EXERCISE REQUIREMENTS
Every line containing the word "있습니다" is to be copied from the data below.

MATERIAL SHOWN
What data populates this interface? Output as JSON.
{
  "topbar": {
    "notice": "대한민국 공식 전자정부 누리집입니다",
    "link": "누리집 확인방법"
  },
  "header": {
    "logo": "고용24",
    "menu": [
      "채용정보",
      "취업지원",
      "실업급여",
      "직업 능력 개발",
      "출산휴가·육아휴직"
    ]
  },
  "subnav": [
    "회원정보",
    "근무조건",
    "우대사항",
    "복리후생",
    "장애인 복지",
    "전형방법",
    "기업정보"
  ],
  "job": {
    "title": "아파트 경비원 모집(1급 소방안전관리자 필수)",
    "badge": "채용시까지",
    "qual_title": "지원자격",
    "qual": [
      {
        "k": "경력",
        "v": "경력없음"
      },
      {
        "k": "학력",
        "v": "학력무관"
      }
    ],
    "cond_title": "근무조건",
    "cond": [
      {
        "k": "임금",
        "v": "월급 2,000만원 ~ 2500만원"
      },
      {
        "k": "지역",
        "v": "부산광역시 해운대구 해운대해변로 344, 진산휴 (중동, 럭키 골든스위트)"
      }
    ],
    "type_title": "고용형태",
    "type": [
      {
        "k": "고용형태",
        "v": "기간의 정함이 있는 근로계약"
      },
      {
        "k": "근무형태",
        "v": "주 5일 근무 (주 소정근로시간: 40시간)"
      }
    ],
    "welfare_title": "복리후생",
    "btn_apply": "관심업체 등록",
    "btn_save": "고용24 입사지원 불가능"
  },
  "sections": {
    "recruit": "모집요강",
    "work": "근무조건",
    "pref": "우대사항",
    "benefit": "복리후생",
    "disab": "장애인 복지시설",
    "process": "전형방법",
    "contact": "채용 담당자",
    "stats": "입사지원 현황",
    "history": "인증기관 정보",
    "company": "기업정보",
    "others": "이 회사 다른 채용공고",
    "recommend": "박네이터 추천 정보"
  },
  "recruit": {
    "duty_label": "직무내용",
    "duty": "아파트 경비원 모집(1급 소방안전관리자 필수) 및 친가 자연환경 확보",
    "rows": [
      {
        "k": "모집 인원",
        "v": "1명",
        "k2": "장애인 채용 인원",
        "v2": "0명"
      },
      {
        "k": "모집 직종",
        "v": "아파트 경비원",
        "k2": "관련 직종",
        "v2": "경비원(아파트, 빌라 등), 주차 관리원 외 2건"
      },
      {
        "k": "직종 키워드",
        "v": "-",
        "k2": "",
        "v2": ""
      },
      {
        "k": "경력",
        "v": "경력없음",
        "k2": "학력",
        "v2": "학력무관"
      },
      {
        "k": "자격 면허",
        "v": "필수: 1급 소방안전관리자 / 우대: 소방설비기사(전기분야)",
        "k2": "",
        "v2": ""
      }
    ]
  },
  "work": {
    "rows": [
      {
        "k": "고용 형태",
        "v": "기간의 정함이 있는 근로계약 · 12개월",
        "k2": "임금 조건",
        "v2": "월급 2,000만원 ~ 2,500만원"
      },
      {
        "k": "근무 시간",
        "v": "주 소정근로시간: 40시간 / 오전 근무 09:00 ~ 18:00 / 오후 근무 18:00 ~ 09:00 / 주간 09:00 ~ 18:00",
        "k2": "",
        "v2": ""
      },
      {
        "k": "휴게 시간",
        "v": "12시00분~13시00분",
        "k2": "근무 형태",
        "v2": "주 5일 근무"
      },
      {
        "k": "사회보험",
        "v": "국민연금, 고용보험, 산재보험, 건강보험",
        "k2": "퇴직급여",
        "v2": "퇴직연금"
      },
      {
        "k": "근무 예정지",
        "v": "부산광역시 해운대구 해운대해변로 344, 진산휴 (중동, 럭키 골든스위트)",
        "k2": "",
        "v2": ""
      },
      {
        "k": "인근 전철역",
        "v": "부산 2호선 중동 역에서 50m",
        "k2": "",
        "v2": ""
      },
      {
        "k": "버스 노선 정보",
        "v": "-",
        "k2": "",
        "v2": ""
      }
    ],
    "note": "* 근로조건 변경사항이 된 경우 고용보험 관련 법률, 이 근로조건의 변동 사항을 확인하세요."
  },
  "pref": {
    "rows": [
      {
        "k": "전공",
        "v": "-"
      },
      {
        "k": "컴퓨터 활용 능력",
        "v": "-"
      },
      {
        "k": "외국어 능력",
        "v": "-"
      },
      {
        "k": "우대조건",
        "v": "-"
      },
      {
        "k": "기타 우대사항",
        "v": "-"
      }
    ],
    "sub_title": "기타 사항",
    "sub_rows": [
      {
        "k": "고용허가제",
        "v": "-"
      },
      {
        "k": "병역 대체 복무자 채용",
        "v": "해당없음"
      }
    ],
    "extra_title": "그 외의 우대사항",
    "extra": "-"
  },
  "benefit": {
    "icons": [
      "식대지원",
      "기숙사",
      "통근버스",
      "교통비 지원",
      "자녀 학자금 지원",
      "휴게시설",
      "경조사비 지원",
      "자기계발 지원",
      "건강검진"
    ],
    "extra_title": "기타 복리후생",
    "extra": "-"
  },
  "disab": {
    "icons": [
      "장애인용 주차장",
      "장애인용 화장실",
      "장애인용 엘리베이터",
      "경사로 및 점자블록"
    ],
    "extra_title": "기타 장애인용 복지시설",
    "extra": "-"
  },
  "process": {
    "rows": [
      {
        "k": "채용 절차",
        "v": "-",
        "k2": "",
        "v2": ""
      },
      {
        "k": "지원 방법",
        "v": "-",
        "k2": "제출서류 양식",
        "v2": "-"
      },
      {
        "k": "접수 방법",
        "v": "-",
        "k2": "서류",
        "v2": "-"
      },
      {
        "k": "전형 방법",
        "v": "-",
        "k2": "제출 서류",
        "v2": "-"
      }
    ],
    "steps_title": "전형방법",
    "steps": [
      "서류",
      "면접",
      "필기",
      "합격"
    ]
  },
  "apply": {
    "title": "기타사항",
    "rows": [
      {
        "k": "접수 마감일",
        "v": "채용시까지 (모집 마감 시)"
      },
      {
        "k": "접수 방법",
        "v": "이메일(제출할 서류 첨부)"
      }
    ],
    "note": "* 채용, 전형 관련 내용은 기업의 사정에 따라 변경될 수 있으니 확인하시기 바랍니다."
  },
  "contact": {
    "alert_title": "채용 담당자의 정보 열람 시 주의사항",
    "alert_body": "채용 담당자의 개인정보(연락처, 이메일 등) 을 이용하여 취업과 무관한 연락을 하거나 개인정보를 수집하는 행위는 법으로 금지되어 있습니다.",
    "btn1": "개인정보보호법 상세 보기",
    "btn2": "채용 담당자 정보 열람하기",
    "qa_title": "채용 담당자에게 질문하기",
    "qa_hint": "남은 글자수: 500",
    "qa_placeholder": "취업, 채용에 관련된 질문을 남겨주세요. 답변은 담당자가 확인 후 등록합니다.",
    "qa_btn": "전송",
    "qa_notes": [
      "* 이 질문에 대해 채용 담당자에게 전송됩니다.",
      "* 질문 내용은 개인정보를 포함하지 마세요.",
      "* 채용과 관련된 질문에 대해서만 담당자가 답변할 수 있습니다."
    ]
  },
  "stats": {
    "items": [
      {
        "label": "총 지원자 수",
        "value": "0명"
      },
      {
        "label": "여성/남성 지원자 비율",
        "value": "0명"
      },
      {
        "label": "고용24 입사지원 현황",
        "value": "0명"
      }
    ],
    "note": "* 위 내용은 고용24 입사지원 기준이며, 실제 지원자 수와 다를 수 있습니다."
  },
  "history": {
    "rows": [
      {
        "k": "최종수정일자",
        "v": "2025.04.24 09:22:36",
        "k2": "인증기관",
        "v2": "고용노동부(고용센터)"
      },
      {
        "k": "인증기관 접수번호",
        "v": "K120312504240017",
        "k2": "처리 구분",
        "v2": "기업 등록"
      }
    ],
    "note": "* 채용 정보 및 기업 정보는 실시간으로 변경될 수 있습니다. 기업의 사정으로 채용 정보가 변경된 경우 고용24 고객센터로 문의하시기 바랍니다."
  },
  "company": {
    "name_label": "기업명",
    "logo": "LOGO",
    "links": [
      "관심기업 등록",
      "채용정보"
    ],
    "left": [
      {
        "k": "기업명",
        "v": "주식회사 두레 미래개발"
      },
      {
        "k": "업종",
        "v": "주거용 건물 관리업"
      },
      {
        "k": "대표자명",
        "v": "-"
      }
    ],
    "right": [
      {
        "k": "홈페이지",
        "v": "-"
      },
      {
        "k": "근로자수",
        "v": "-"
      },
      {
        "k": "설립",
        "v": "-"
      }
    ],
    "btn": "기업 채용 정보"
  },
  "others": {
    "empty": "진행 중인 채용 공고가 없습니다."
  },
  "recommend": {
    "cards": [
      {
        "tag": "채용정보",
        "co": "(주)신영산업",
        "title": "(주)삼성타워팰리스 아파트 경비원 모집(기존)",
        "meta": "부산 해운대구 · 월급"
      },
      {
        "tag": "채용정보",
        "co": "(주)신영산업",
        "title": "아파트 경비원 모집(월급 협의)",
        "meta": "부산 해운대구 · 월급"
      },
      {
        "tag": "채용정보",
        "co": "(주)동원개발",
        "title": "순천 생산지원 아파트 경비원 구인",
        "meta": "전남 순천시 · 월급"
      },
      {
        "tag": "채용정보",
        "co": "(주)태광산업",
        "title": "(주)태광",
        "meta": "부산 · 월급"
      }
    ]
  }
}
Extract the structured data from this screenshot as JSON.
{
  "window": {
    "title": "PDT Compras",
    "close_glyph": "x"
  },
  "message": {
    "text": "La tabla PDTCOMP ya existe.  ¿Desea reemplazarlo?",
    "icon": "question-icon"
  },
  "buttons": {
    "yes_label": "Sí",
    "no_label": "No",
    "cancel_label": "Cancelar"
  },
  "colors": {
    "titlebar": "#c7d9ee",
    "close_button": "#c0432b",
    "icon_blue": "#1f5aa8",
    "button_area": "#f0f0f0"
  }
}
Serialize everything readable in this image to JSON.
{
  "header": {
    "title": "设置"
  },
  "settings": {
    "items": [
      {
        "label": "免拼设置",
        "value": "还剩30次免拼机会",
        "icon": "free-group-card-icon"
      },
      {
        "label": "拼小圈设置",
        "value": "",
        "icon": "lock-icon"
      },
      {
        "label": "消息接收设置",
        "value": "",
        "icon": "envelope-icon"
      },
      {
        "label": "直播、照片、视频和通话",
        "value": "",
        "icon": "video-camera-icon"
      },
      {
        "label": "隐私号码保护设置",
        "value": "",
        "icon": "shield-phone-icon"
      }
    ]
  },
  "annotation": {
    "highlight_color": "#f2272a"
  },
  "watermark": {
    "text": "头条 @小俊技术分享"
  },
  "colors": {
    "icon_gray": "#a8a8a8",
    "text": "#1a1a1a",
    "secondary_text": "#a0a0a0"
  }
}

TASK OUTPUT
    "alert_body": "채용 담당자의 개인정보(연락처, 이메일 등) 을 이용하여 취업과 무관한 연락을 하거나 개인정보를 수집하는 행위는 법으로 금지되어 있습니다.",
      "* 채용과 관련된 질문에 대해서만 담당자가 답변할 수 있습니다."
    "note": "* 위 내용은 고용24 입사지원 기준이며, 실제 지원자 수와 다를 수 있습니다."
    "note": "* 채용 정보 및 기업 정보는 실시간으로 변경될 수 있습니다. 기업의 사정으로 채용 정보가 변경된 경우 고용24 고객센터로 문의하시기 바랍니다."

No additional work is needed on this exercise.